= How to complete this task =
Examine the material below and count the lines that hold the word "Board". Report only the number.
[[ Raw data, beginning ]]
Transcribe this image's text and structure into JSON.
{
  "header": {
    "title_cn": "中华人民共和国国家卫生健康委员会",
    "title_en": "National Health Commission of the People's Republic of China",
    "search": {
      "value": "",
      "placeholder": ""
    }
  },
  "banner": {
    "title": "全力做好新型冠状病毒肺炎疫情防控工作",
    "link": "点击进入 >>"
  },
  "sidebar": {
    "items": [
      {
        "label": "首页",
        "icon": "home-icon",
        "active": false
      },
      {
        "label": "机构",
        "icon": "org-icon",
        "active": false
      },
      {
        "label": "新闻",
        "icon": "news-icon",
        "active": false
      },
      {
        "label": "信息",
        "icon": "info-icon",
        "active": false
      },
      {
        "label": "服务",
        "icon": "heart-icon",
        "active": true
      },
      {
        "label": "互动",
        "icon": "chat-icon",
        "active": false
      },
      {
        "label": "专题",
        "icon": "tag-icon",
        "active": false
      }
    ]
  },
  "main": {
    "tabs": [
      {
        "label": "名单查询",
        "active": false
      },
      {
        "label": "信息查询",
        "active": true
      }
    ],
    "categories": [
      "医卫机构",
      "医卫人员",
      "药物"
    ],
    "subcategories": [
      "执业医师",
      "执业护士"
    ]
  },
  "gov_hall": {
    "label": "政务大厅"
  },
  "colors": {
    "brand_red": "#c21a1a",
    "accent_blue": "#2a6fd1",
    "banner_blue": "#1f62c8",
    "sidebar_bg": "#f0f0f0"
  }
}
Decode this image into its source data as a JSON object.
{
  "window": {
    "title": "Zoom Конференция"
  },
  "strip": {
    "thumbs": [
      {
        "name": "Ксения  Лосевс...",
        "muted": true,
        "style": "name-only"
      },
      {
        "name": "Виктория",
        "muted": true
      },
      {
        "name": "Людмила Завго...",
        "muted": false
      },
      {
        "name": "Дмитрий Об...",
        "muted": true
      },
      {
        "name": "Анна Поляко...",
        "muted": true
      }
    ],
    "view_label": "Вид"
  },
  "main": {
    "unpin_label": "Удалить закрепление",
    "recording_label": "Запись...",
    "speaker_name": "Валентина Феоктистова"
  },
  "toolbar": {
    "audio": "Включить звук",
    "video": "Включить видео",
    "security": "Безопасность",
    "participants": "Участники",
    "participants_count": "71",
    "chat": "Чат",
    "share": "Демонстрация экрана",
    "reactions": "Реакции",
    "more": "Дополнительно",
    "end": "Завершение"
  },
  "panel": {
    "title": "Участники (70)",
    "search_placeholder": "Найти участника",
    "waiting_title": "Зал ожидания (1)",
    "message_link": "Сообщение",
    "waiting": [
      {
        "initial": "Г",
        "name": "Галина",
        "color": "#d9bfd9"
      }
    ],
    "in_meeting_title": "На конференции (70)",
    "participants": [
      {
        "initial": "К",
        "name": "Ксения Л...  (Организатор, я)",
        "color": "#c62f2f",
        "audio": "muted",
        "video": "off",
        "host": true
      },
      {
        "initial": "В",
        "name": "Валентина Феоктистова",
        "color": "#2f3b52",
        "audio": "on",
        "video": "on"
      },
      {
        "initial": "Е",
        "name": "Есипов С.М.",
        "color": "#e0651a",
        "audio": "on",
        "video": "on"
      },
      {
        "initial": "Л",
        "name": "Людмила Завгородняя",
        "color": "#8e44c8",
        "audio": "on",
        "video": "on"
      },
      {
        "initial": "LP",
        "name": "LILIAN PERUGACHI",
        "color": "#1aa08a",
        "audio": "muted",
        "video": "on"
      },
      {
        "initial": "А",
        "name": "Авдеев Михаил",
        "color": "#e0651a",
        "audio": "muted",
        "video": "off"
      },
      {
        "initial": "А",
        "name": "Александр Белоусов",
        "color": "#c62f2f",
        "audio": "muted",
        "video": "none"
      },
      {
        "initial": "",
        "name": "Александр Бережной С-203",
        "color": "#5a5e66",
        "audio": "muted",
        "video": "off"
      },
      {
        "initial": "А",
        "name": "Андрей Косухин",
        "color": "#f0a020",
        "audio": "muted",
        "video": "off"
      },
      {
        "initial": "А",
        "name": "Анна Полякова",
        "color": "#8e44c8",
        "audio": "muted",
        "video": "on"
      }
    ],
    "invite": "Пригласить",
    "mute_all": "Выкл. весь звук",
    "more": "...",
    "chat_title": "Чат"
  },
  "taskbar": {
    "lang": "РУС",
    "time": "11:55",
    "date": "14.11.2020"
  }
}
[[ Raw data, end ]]
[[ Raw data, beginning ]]
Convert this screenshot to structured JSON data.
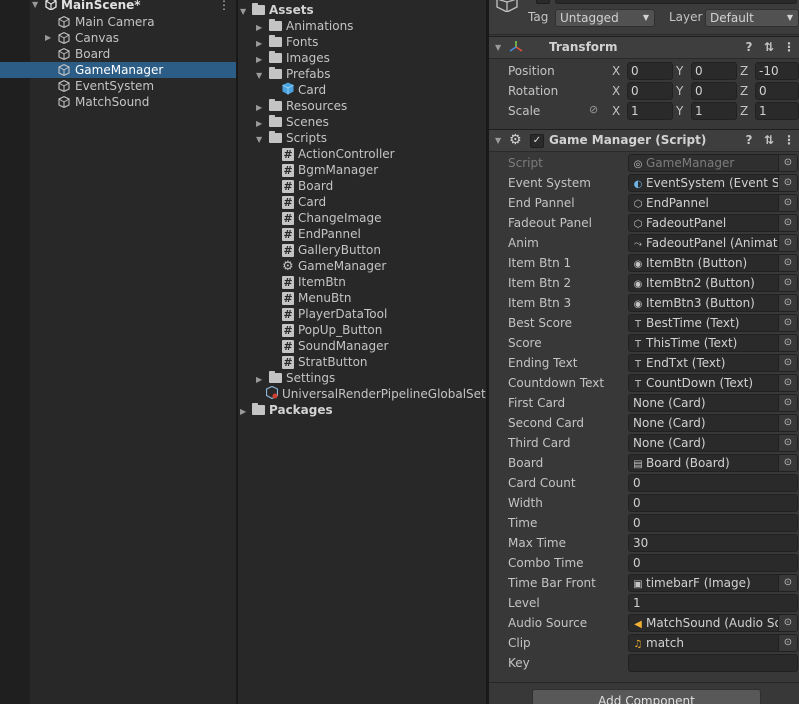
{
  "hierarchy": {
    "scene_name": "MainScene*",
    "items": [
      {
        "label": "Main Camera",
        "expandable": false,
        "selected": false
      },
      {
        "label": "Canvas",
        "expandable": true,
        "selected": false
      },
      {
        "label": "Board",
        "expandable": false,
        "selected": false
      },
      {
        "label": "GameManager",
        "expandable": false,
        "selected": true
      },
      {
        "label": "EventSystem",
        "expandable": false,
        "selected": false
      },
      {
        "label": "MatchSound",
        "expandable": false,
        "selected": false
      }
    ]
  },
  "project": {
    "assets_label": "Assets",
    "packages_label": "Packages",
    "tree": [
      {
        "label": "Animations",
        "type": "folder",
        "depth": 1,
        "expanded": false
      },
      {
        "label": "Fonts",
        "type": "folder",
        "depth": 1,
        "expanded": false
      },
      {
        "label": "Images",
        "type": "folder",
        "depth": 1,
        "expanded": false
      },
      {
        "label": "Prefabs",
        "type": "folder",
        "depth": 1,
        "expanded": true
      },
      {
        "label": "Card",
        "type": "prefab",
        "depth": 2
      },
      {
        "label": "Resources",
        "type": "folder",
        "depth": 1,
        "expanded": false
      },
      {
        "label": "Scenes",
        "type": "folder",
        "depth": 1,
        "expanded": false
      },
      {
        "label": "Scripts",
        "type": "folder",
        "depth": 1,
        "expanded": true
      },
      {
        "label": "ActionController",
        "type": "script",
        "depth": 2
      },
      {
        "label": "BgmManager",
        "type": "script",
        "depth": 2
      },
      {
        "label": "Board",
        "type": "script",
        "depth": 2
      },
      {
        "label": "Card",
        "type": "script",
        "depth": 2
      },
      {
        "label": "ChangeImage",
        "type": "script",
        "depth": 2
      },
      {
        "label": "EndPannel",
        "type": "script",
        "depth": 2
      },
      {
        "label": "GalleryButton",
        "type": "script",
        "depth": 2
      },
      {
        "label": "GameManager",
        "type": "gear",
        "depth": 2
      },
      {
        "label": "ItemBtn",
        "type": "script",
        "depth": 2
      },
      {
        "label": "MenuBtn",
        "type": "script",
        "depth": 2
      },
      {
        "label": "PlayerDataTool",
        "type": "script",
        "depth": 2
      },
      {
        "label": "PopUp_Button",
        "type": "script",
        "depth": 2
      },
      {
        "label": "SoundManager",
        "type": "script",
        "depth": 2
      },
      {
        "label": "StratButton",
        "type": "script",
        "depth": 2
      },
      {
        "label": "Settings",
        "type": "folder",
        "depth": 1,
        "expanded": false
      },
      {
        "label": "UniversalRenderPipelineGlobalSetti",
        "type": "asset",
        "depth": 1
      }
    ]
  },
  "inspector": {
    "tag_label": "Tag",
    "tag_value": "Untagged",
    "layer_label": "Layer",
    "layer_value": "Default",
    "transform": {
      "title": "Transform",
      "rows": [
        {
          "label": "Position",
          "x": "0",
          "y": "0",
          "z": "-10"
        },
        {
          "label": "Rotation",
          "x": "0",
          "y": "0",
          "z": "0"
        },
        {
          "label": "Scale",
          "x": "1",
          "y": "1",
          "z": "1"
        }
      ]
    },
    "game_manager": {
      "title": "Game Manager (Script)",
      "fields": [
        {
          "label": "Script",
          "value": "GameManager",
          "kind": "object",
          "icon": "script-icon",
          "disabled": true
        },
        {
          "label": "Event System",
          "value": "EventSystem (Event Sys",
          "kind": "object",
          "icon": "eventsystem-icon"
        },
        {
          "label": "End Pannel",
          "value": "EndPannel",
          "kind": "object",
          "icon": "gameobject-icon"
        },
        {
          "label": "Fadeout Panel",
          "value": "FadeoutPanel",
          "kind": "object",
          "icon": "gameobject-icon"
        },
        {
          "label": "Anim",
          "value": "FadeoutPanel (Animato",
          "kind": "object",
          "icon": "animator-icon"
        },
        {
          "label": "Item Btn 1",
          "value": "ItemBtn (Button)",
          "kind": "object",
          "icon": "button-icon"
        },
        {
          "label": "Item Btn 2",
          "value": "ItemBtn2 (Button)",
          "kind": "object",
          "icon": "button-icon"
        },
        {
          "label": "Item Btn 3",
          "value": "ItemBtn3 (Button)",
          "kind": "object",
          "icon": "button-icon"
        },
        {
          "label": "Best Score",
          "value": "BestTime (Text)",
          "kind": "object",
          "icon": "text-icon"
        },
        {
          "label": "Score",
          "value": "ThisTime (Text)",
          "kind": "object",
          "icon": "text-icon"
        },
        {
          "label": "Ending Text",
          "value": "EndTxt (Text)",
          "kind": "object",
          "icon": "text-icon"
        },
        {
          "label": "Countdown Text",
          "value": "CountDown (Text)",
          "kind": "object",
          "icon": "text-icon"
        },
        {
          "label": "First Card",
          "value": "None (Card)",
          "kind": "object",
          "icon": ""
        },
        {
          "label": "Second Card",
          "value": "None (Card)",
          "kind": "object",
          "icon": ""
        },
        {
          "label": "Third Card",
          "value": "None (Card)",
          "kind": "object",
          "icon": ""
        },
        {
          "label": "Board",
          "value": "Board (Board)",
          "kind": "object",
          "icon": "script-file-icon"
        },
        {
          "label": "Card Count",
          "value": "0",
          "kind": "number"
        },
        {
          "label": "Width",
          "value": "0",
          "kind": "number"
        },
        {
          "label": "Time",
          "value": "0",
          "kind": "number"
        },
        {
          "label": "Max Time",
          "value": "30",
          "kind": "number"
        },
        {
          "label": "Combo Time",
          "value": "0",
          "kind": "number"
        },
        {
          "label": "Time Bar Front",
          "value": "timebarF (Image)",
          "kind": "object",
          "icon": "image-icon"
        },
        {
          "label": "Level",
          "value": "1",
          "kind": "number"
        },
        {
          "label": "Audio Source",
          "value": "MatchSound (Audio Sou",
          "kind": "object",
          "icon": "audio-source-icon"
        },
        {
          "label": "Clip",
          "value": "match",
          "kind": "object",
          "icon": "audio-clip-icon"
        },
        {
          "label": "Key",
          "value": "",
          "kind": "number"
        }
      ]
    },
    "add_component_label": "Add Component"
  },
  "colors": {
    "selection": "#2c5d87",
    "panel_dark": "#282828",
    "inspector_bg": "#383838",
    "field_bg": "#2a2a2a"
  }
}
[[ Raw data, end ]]
= Output for this task =
4